- _What the task asks_: Without omitting anything, copy the data exactly.
Data for review START
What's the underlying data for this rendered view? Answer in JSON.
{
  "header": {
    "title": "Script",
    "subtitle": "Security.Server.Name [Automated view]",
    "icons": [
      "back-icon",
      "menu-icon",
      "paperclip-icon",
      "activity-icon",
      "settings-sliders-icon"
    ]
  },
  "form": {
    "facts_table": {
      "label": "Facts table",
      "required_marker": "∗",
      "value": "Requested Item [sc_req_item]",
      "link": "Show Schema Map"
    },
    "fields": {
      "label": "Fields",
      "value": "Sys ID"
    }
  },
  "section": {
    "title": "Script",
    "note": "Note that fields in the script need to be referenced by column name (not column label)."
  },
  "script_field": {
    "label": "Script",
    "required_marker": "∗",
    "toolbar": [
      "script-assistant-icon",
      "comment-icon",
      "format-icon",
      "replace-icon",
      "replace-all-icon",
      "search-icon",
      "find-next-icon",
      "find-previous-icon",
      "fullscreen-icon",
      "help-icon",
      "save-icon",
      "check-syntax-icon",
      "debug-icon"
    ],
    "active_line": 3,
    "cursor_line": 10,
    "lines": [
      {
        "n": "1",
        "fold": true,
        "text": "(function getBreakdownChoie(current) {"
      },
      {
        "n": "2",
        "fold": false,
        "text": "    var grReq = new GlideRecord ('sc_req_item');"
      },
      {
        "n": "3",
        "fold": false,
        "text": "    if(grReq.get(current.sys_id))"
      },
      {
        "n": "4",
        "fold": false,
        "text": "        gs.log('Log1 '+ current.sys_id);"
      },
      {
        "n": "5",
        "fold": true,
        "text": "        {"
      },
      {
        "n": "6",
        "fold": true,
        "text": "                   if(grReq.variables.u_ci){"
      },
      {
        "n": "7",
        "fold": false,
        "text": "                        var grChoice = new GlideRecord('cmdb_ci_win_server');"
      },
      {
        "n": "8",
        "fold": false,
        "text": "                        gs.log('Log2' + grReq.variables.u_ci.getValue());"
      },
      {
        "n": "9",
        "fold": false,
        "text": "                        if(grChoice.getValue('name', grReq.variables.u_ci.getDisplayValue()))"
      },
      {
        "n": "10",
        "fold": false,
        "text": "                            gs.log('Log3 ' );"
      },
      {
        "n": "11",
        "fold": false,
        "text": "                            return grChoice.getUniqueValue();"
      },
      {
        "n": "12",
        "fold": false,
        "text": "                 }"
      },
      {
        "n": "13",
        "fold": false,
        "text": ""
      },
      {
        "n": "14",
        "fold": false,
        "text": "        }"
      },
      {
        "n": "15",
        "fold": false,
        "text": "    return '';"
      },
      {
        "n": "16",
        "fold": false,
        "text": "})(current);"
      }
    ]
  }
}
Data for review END
- _Response_:
What's the underlying data for this rendered view? Answer in JSON.
{
  "header": {
    "title": "Script",
    "subtitle": "Security.Server.Name [Automated view]",
    "icons": [
      "back-icon",
      "menu-icon",
      "paperclip-icon",
      "activity-icon",
      "settings-sliders-icon"
    ]
  },
  "form": {
    "facts_table": {
      "label": "Facts table",
      "required_marker": "∗",
      "value": "Requested Item [sc_req_item]",
      "link": "Show Schema Map"
    },
    "fields": {
      "label": "Fields",
      "value": "Sys ID"
    }
  },
  "section": {
    "title": "Script",
    "note": "Note that fields in the script need to be referenced by column name (not column label)."
  },
  "script_field": {
    "label": "Script",
    "required_marker": "∗",
    "toolbar": [
      "script-assistant-icon",
      "comment-icon",
      "format-icon",
      "replace-icon",
      "replace-all-icon",
      "search-icon",
      "find-next-icon",
      "find-previous-icon",
      "fullscreen-icon",
      "help-icon",
      "save-icon",
      "check-syntax-icon",
      "debug-icon"
    ],
    "active_line": 3,
    "cursor_line": 10,
    "lines": [
      {
        "n": "1",
        "fold": true,
        "text": "(function getBreakdownChoie(current) {"
      },
      {
        "n": "2",
        "fold": false,
        "text": "    var grReq = new GlideRecord ('sc_req_item');"
      },
      {
        "n": "3",
        "fold": false,
        "text": "    if(grReq.get(current.sys_id))"
      },
      {
        "n": "4",
        "fold": false,
        "text": "        gs.log('Log1 '+ current.sys_id);"
      },
      {
        "n": "5",
        "fold": true,
        "text": "        {"
      },
      {
        "n": "6",
        "fold": true,
        "text": "                   if(grReq.variables.u_ci){"
      },
      {
        "n": "7",
        "fold": false,
        "text": "                        var grChoice = new GlideRecord('cmdb_ci_win_server');"
      },
      {
        "n": "8",
        "fold": false,
        "text": "                        gs.log('Log2' + grReq.variables.u_ci.getValue());"
      },
      {
        "n": "9",
        "fold": false,
        "text": "                        if(grChoice.getValue('name', grReq.variables.u_ci.getDisplayValue()))"
      },
      {
        "n": "10",
        "fold": false,
        "text": "                            gs.log('Log3 ' );"
      },
      {
        "n": "11",
        "fold": false,
        "text": "                            return grChoice.getUniqueValue();"
      },
      {
        "n": "12",
        "fold": false,
        "text": "                 }"
      },
      {
        "n": "13",
        "fold": false,
        "text": ""
      },
      {
        "n": "14",
        "fold": false,
        "text": "        }"
      },
      {
        "n": "15",
        "fold": false,
        "text": "    return '';"
      },
      {
        "n": "16",
        "fold": false,
        "text": "})(current);"
      }
    ]
  }
}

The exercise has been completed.